These small constabularies are responsible for policing specific land and parks. Officers of these forces have the powers of a constable within their limited jurisdiction. They are not constables as dealt with in the general Police Acts.
The Parks Regulation Act 1872 provides for the attestation of parks constables.
Over history, a number of local authorities outside London have maintained their own parks police forces, the most notable being Liverpool (Liverpool Parks Police) and Birmingham (Birmingham Parks Police). No local authority parks police forces currently exist outside London, although the legal powers for them to do so (granted by various local Acts of Parliament) survive in a limited number of cases.
In London, these constabularies are responsible for enforcing byelaws within the parks and open spaces of their respective local authorities.
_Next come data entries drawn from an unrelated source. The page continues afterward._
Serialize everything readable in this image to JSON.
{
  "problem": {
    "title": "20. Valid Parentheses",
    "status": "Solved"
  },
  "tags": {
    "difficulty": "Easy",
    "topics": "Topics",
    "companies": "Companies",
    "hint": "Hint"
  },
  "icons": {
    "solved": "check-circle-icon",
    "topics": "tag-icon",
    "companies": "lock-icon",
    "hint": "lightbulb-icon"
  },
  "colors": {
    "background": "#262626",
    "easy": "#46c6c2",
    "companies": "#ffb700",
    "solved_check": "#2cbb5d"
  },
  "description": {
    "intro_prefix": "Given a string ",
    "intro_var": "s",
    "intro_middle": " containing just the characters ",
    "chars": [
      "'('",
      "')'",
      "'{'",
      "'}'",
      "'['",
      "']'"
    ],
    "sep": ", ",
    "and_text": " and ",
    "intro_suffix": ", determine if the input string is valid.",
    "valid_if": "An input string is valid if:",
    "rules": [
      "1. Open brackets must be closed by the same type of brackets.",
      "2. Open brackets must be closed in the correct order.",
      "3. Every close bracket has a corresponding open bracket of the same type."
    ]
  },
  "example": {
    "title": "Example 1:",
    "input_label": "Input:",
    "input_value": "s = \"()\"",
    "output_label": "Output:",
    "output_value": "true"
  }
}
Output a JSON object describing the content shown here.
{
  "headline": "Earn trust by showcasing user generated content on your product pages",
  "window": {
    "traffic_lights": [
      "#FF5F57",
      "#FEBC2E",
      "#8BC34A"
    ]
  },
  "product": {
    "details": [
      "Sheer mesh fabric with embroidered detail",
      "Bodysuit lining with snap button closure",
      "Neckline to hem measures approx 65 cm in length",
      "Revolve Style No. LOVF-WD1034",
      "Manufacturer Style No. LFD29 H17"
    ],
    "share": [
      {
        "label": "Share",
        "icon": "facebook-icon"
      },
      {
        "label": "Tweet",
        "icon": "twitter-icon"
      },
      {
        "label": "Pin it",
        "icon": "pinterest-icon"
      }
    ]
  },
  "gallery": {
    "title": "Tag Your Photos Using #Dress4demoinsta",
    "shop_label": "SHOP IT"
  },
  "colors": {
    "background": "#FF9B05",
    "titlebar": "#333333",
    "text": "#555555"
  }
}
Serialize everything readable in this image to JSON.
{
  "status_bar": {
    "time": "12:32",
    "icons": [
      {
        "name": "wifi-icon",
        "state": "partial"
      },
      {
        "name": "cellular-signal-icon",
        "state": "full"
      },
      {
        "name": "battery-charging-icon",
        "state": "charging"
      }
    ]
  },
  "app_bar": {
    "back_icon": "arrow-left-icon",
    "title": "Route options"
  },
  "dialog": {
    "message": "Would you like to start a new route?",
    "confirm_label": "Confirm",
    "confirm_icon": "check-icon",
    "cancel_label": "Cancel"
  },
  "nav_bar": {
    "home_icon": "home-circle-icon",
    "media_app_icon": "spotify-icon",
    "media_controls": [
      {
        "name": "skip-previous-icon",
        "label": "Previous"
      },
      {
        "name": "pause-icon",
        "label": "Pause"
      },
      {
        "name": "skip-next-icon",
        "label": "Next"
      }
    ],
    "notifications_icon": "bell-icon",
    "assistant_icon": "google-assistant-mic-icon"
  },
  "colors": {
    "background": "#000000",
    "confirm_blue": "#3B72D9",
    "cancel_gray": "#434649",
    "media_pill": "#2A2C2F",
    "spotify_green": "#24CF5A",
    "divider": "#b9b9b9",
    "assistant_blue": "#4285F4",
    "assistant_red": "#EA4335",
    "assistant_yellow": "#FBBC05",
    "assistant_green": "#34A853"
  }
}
Members of the constabularies are sworn as constables under article 18 of the Greater London Parks and Open Spaces Order 1967. Members of the constabularies are constables only in relation to the enforcement of the parks byelaws (which, by definition, apply only in the parks).
Some of these constables have (or have had) a shared role as security staff for their own local authority's buildings and housing estates with appropriate changes of badges and/or uniform being made when changing to/from park duties.
See Also Cathedral Constables' Website
Cathedrals that have their own Constabularies consisting of attested constables that keep the peace at each Cathedral.
Each branch of the military has its own police service, though the powers of a service police officer are identical and recipricol across all three services. The service police is made up of the:
- including the Royal Marines Police
In the UK, the service police exercise jurisdiction over those serving in the military in any capacity and those civilians subject to service discipline as defined by the Armed Forces Act 2006. They are not 'constables' and do not have any policing powers in relation to the general public in normal circumstances. In British Forces Germany, under the Status Of Forces Act, military police have jurisdiction over British Forces personnel, their families, MOD contractors, and NAAFI staff.
Service Police are PACE trained and all investigations are PACE compliant. They make regular use of civilian police facilities often conducting joint investigations where necessary. The Service Police are able to investigate all crime within their jurisdiction, up to and including Murder, however within the UK, offences of murder and sudden deaths are passed to the local police force as per national jurisdiction agreements.
Whilst operating in conflict zones the military police will conduct the full range of policing including murder investigations as evidenced by the Sgt Blackman investigation.
There are certain instances where police forces of other nations operate in a limited degree in the United Kingdom: